*** Begin section ***

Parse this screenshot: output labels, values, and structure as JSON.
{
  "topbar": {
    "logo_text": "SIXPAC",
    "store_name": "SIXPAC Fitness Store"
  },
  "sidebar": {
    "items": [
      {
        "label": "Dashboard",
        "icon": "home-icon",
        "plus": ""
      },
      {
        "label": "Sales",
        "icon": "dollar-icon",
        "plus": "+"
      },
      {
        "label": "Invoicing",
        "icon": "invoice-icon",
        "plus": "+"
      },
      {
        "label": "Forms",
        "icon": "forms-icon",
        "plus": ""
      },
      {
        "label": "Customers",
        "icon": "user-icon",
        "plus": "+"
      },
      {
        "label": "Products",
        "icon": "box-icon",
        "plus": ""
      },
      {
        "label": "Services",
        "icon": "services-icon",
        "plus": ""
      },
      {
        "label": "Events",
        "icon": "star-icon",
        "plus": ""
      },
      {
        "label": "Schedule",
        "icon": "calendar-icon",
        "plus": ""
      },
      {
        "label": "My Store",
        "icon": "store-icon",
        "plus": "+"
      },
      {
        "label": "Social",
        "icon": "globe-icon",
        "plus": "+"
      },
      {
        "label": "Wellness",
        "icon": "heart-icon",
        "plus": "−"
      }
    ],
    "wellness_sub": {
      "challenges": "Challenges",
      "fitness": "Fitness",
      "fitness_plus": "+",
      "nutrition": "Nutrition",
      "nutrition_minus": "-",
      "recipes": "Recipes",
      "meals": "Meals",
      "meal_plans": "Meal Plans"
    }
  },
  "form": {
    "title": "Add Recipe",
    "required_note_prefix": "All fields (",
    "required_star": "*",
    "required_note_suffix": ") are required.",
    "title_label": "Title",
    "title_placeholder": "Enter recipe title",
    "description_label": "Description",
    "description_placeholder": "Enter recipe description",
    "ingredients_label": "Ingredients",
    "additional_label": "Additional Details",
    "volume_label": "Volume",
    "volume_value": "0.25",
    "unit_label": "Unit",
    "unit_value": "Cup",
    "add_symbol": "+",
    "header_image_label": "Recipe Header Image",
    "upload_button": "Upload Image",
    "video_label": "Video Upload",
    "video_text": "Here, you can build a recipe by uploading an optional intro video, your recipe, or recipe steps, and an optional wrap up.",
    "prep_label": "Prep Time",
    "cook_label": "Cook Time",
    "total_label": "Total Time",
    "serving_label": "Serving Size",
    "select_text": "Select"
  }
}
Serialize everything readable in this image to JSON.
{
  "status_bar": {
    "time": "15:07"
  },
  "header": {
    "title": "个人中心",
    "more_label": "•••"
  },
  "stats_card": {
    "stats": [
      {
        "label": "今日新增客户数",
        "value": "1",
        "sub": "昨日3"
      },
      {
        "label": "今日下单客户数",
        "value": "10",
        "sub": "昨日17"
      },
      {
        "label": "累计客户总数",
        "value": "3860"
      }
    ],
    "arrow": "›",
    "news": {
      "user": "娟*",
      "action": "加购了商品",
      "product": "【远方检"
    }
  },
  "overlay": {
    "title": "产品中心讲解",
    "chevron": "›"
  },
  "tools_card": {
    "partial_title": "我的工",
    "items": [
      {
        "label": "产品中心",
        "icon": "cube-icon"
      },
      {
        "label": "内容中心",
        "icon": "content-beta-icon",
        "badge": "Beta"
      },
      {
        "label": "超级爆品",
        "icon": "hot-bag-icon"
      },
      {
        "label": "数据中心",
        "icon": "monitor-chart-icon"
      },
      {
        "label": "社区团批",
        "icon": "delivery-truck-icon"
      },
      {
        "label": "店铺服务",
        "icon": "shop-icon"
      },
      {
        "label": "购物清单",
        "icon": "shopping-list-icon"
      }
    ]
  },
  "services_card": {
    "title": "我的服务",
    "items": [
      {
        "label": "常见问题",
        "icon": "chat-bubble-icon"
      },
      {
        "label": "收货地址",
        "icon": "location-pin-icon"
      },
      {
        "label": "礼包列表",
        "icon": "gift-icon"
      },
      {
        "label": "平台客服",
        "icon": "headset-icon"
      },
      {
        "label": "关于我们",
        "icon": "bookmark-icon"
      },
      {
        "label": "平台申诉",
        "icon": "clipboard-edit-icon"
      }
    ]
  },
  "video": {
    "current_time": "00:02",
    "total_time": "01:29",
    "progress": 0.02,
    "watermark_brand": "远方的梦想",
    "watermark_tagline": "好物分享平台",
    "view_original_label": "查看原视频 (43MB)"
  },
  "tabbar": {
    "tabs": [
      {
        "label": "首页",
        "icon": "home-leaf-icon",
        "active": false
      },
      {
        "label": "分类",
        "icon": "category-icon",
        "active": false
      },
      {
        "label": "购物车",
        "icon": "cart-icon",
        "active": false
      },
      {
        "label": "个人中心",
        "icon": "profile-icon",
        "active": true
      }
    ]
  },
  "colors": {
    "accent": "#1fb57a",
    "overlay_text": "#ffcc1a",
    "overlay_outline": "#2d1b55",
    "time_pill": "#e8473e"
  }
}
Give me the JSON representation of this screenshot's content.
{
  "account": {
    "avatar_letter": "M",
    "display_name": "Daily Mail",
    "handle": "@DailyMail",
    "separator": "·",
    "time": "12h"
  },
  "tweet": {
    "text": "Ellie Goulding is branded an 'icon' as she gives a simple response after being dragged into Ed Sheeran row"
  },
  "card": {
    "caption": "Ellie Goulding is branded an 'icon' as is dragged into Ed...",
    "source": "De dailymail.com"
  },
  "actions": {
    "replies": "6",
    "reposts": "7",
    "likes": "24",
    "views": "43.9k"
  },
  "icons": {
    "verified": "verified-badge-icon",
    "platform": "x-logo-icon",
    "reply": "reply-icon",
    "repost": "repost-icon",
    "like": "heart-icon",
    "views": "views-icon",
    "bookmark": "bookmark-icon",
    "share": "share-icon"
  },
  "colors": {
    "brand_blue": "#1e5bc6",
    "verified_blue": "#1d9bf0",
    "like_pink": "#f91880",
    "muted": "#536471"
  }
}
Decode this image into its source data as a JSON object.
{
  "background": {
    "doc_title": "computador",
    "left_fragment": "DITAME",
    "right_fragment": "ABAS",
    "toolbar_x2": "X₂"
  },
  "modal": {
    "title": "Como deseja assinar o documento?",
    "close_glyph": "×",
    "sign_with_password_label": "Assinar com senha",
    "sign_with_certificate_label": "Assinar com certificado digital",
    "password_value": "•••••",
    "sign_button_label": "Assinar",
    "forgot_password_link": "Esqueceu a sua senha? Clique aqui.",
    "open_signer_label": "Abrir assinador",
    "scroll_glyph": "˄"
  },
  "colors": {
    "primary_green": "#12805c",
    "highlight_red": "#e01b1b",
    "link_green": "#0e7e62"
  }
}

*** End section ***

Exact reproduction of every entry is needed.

Parse this screenshot: output labels, values, and structure as JSON.
{
  "topbar": {
    "logo_text": "SIXPAC",
    "store_name": "SIXPAC Fitness Store"
  },
  "sidebar": {
    "items": [
      {
        "label": "Dashboard",
        "icon": "home-icon",
        "plus": ""
      },
      {
        "label": "Sales",
        "icon": "dollar-icon",
        "plus": "+"
      },
      {
        "label": "Invoicing",
        "icon": "invoice-icon",
        "plus": "+"
      },
      {
        "label": "Forms",
        "icon": "forms-icon",
        "plus": ""
      },
      {
        "label": "Customers",
        "icon": "user-icon",
        "plus": "+"
      },
      {
        "label": "Products",
        "icon": "box-icon",
        "plus": ""
      },
      {
        "label": "Services",
        "icon": "services-icon",
        "plus": ""
      },
      {
        "label": "Events",
        "icon": "star-icon",
        "plus": ""
      },
      {
        "label": "Schedule",
        "icon": "calendar-icon",
        "plus": ""
      },
      {
        "label": "My Store",
        "icon": "store-icon",
        "plus": "+"
      },
      {
        "label": "Social",
        "icon": "globe-icon",
        "plus": "+"
      },
      {
        "label": "Wellness",
        "icon": "heart-icon",
        "plus": "−"
      }
    ],
    "wellness_sub": {
      "challenges": "Challenges",
      "fitness": "Fitness",
      "fitness_plus": "+",
      "nutrition": "Nutrition",
      "nutrition_minus": "-",
      "recipes": "Recipes",
      "meals": "Meals",
      "meal_plans": "Meal Plans"
    }
  },
  "form": {
    "title": "Add Recipe",
    "required_note_prefix": "All fields (",
    "required_star": "*",
    "required_note_suffix": ") are required.",
    "title_label": "Title",
    "title_placeholder": "Enter recipe title",
    "description_label": "Description",
    "description_placeholder": "Enter recipe description",
    "ingredients_label": "Ingredients",
    "additional_label": "Additional Details",
    "volume_label": "Volume",
    "volume_value": "0.25",
    "unit_label": "Unit",
    "unit_value": "Cup",
    "add_symbol": "+",
    "header_image_label": "Recipe Header Image",
    "upload_button": "Upload Image",
    "video_label": "Video Upload",
    "video_text": "Here, you can build a recipe by uploading an optional intro video, your recipe, or recipe steps, and an optional wrap up.",
    "prep_label": "Prep Time",
    "cook_label": "Cook Time",
    "total_label": "Total Time",
    "serving_label": "Serving Size",
    "select_text": "Select"
  }
}
Serialize everything readable in this image to JSON.
{
  "status_bar": {
    "time": "15:07"
  },
  "header": {
    "title": "个人中心",
    "more_label": "•••"
  },
  "stats_card": {
    "stats": [
      {
        "label": "今日新增客户数",
        "value": "1",
        "sub": "昨日3"
      },
      {
        "label": "今日下单客户数",
        "value": "10",
        "sub": "昨日17"
      },
      {
        "label": "累计客户总数",
        "value": "3860"
      }
    ],
    "arrow": "›",
    "news": {
      "user": "娟*",
      "action": "加购了商品",
      "product": "【远方检"
    }
  },
  "overlay": {
    "title": "产品中心讲解",
    "chevron": "›"
  },
  "tools_card": {
    "partial_title": "我的工",
    "items": [
      {
        "label": "产品中心",
        "icon": "cube-icon"
      },
      {
        "label": "内容中心",
        "icon": "content-beta-icon",
        "badge": "Beta"
      },
      {
        "label": "超级爆品",
        "icon": "hot-bag-icon"
      },
      {
        "label": "数据中心",
        "icon": "monitor-chart-icon"
      },
      {
        "label": "社区团批",
        "icon": "delivery-truck-icon"
      },
      {
        "label": "店铺服务",
        "icon": "shop-icon"
      },
      {
        "label": "购物清单",
        "icon": "shopping-list-icon"
      }
    ]
  },
  "services_card": {
    "title": "我的服务",
    "items": [
      {
        "label": "常见问题",
        "icon": "chat-bubble-icon"
      },
      {
        "label": "收货地址",
        "icon": "location-pin-icon"
      },
      {
        "label": "礼包列表",
        "icon": "gift-icon"
      },
      {
        "label": "平台客服",
        "icon": "headset-icon"
      },
      {
        "label": "关于我们",
        "icon": "bookmark-icon"
      },
      {
        "label": "平台申诉",
        "icon": "clipboard-edit-icon"
      }
    ]
  },
  "video": {
    "current_time": "00:02",
    "total_time": "01:29",
    "progress": 0.02,
    "watermark_brand": "远方的梦想",
    "watermark_tagline": "好物分享平台",
    "view_original_label": "查看原视频 (43MB)"
  },
  "tabbar": {
    "tabs": [
      {
        "label": "首页",
        "icon": "home-leaf-icon",
        "active": false
      },
      {
        "label": "分类",
        "icon": "category-icon",
        "active": false
      },
      {
        "label": "购物车",
        "icon": "cart-icon",
        "active": false
      },
      {
        "label": "个人中心",
        "icon": "profile-icon",
        "active": true
      }
    ]
  },
  "colors": {
    "accent": "#1fb57a",
    "overlay_text": "#ffcc1a",
    "overlay_outline": "#2d1b55",
    "time_pill": "#e8473e"
  }
}
Give me the JSON representation of this screenshot's content.
{
  "account": {
    "avatar_letter": "M",
    "display_name": "Daily Mail",
    "handle": "@DailyMail",
    "separator": "·",
    "time": "12h"
  },
  "tweet": {
    "text": "Ellie Goulding is branded an 'icon' as she gives a simple response after being dragged into Ed Sheeran row"
  },
  "card": {
    "caption": "Ellie Goulding is branded an 'icon' as is dragged into Ed...",
    "source": "De dailymail.com"
  },
  "actions": {
    "replies": "6",
    "reposts": "7",
    "likes": "24",
    "views": "43.9k"
  },
  "icons": {
    "verified": "verified-badge-icon",
    "platform": "x-logo-icon",
    "reply": "reply-icon",
    "repost": "repost-icon",
    "like": "heart-icon",
    "views": "views-icon",
    "bookmark": "bookmark-icon",
    "share": "share-icon"
  },
  "colors": {
    "brand_blue": "#1e5bc6",
    "verified_blue": "#1d9bf0",
    "like_pink": "#f91880",
    "muted": "#536471"
  }
}
Decode this image into its source data as a JSON object.
{
  "background": {
    "doc_title": "computador",
    "left_fragment": "DITAME",
    "right_fragment": "ABAS",
    "toolbar_x2": "X₂"
  },
  "modal": {
    "title": "Como deseja assinar o documento?",
    "close_glyph": "×",
    "sign_with_password_label": "Assinar com senha",
    "sign_with_certificate_label": "Assinar com certificado digital",
    "password_value": "•••••",
    "sign_button_label": "Assinar",
    "forgot_password_link": "Esqueceu a sua senha? Clique aqui.",
    "open_signer_label": "Abrir assinador",
    "scroll_glyph": "˄"
  },
  "colors": {
    "primary_green": "#12805c",
    "highlight_red": "#e01b1b",
    "link_green": "#0e7e62"
  }
}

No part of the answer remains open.